(Saved entries)
※ ※ ※
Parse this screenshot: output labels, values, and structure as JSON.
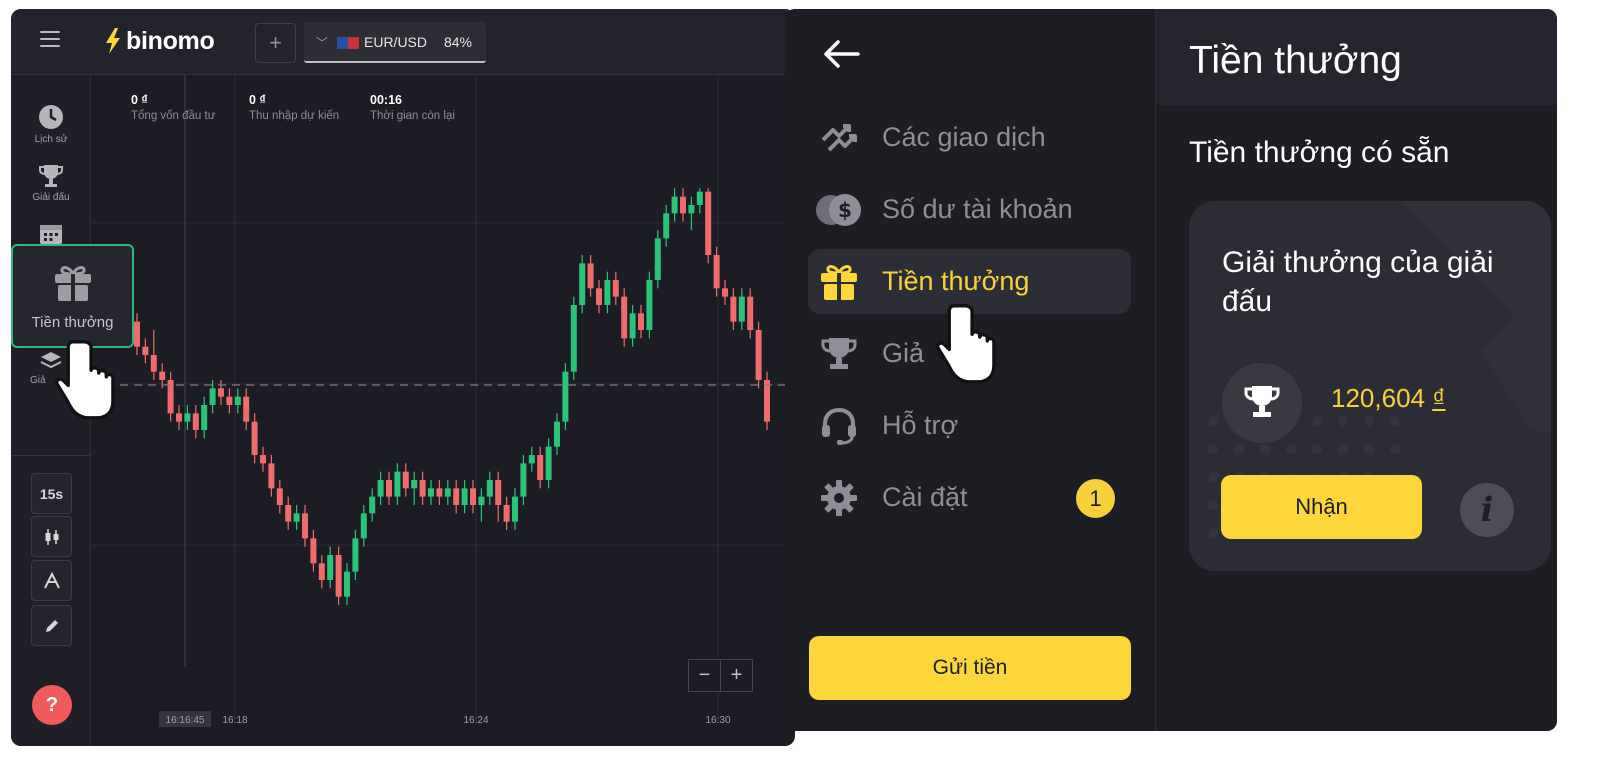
{
  "trading": {
    "brand": "binomo",
    "add_tab": "+",
    "asset": {
      "pair": "EUR/USD",
      "payout": "84%"
    },
    "stats": [
      {
        "value": "0 ₫",
        "label": "Tổng vốn đầu tư"
      },
      {
        "value": "0 ₫",
        "label": "Thu nhập dự kiến"
      },
      {
        "value": "00:16",
        "label": "Thời gian còn lại"
      }
    ],
    "sidebar": {
      "history": "Lịch sử",
      "tournaments": "Giải đấu",
      "bonus": "Tiền thưởng",
      "partial_label": "Giả"
    },
    "tools": {
      "timeframe": "15s"
    },
    "help": "?",
    "zoom": {
      "minus": "−",
      "plus": "+"
    },
    "time_labels": [
      "16:16:45",
      "16:18",
      "16:24",
      "16:30"
    ]
  },
  "chart_data": {
    "type": "candlestick",
    "title": "",
    "xlabel": "",
    "ylabel": "",
    "x_ticks": [
      "16:18",
      "16:24",
      "16:30"
    ],
    "current_time": "16:16:45",
    "colors": {
      "up": "#2bc37a",
      "down": "#f06b6b"
    },
    "candles": [
      [
        1.3,
        1.15,
        1.25,
        1.05
      ],
      [
        1.15,
        1.1,
        1.2,
        1.0
      ],
      [
        1.1,
        1.2,
        1.25,
        1.05
      ],
      [
        1.2,
        1.15,
        1.3,
        1.1
      ],
      [
        1.15,
        1.1,
        1.25,
        1.05
      ],
      [
        1.1,
        0.95,
        1.15,
        0.9
      ],
      [
        0.95,
        0.9,
        1.0,
        0.85
      ],
      [
        0.9,
        0.8,
        1.05,
        0.75
      ],
      [
        0.8,
        0.75,
        0.85,
        0.7
      ],
      [
        0.75,
        0.55,
        0.8,
        0.5
      ],
      [
        0.55,
        0.5,
        0.6,
        0.45
      ],
      [
        0.5,
        0.55,
        0.6,
        0.45
      ],
      [
        0.55,
        0.45,
        0.6,
        0.4
      ],
      [
        0.45,
        0.6,
        0.65,
        0.4
      ],
      [
        0.6,
        0.7,
        0.75,
        0.55
      ],
      [
        0.7,
        0.65,
        0.75,
        0.6
      ],
      [
        0.65,
        0.6,
        0.7,
        0.55
      ],
      [
        0.6,
        0.65,
        0.7,
        0.55
      ],
      [
        0.65,
        0.5,
        0.7,
        0.45
      ],
      [
        0.5,
        0.3,
        0.55,
        0.25
      ],
      [
        0.3,
        0.25,
        0.35,
        0.2
      ],
      [
        0.25,
        0.1,
        0.3,
        0.05
      ],
      [
        0.1,
        0.0,
        0.15,
        -0.05
      ],
      [
        0.0,
        -0.1,
        0.05,
        -0.15
      ],
      [
        -0.1,
        -0.05,
        0.0,
        -0.15
      ],
      [
        -0.05,
        -0.2,
        0.0,
        -0.25
      ],
      [
        -0.2,
        -0.35,
        -0.15,
        -0.4
      ],
      [
        -0.35,
        -0.45,
        -0.3,
        -0.5
      ],
      [
        -0.45,
        -0.3,
        -0.25,
        -0.5
      ],
      [
        -0.3,
        -0.55,
        -0.25,
        -0.6
      ],
      [
        -0.55,
        -0.4,
        -0.35,
        -0.6
      ],
      [
        -0.4,
        -0.2,
        -0.15,
        -0.45
      ],
      [
        -0.2,
        -0.05,
        0.0,
        -0.25
      ],
      [
        -0.05,
        0.05,
        0.1,
        -0.1
      ],
      [
        0.05,
        0.15,
        0.2,
        0.0
      ],
      [
        0.15,
        0.05,
        0.2,
        0.0
      ],
      [
        0.05,
        0.2,
        0.25,
        0.0
      ],
      [
        0.2,
        0.1,
        0.25,
        0.05
      ],
      [
        0.1,
        0.15,
        0.2,
        0.0
      ],
      [
        0.15,
        0.05,
        0.2,
        0.0
      ],
      [
        0.05,
        0.1,
        0.15,
        0.0
      ],
      [
        0.1,
        0.05,
        0.15,
        0.0
      ],
      [
        0.05,
        0.1,
        0.15,
        0.0
      ],
      [
        0.1,
        0.0,
        0.15,
        -0.05
      ],
      [
        0.0,
        0.1,
        0.15,
        -0.05
      ],
      [
        0.1,
        0.0,
        0.15,
        -0.05
      ],
      [
        0.0,
        0.05,
        0.1,
        -0.1
      ],
      [
        0.05,
        0.15,
        0.2,
        0.0
      ],
      [
        0.15,
        0.0,
        0.2,
        -0.1
      ],
      [
        0.0,
        -0.1,
        0.05,
        -0.15
      ],
      [
        -0.1,
        0.05,
        0.1,
        -0.15
      ],
      [
        0.05,
        0.25,
        0.3,
        0.0
      ],
      [
        0.25,
        0.3,
        0.35,
        0.2
      ],
      [
        0.3,
        0.15,
        0.35,
        0.1
      ],
      [
        0.15,
        0.35,
        0.4,
        0.1
      ],
      [
        0.35,
        0.5,
        0.55,
        0.3
      ],
      [
        0.5,
        0.8,
        0.85,
        0.45
      ],
      [
        0.8,
        1.2,
        1.25,
        0.75
      ],
      [
        1.2,
        1.45,
        1.5,
        1.15
      ],
      [
        1.45,
        1.3,
        1.5,
        1.25
      ],
      [
        1.3,
        1.2,
        1.35,
        1.15
      ],
      [
        1.2,
        1.35,
        1.4,
        1.15
      ],
      [
        1.35,
        1.25,
        1.4,
        1.2
      ],
      [
        1.25,
        1.0,
        1.3,
        0.95
      ],
      [
        1.0,
        1.15,
        1.2,
        0.95
      ],
      [
        1.15,
        1.05,
        1.2,
        1.0
      ],
      [
        1.05,
        1.35,
        1.4,
        1.0
      ],
      [
        1.35,
        1.6,
        1.65,
        1.3
      ],
      [
        1.6,
        1.75,
        1.8,
        1.55
      ],
      [
        1.75,
        1.85,
        1.9,
        1.7
      ],
      [
        1.85,
        1.75,
        1.9,
        1.7
      ],
      [
        1.75,
        1.8,
        1.85,
        1.65
      ],
      [
        1.8,
        1.88,
        1.9,
        1.75
      ],
      [
        1.88,
        1.5,
        1.9,
        1.45
      ],
      [
        1.5,
        1.3,
        1.55,
        1.25
      ],
      [
        1.3,
        1.25,
        1.35,
        1.2
      ],
      [
        1.25,
        1.1,
        1.3,
        1.05
      ],
      [
        1.1,
        1.25,
        1.3,
        1.05
      ],
      [
        1.25,
        1.05,
        1.3,
        1.0
      ],
      [
        1.05,
        0.75,
        1.1,
        0.7
      ],
      [
        0.75,
        0.5,
        0.8,
        0.45
      ]
    ],
    "reference_level": 0.72,
    "ylim": [
      -0.9,
      2.4
    ]
  },
  "menu": {
    "items": [
      {
        "label": "Các giao dịch",
        "icon": "trades-icon"
      },
      {
        "label": "Số dư tài khoản",
        "icon": "balance-icon"
      },
      {
        "label": "Tiền thưởng",
        "icon": "gift-icon",
        "active": true
      },
      {
        "label": "Giả",
        "icon": "trophy-icon"
      },
      {
        "label": "Hỗ trợ",
        "icon": "headset-icon"
      },
      {
        "label": "Cài đặt",
        "icon": "gear-icon",
        "badge": "1"
      }
    ],
    "deposit": "Gửi tiền"
  },
  "bonus": {
    "title": "Tiền thưởng",
    "subtitle": "Tiền thưởng có sẵn",
    "card": {
      "title": "Giải thưởng của giải đấu",
      "amount": "120,604",
      "currency": "₫",
      "claim": "Nhận",
      "info": "i"
    }
  },
  "colors": {
    "accent": "#fdd63a",
    "highlight": "#2fb67c",
    "up": "#2bc37a",
    "down": "#f06b6b"
  }
}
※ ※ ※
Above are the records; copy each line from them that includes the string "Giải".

      "tournaments": "Giải đấu",
      "title": "Giải thưởng của giải đấu",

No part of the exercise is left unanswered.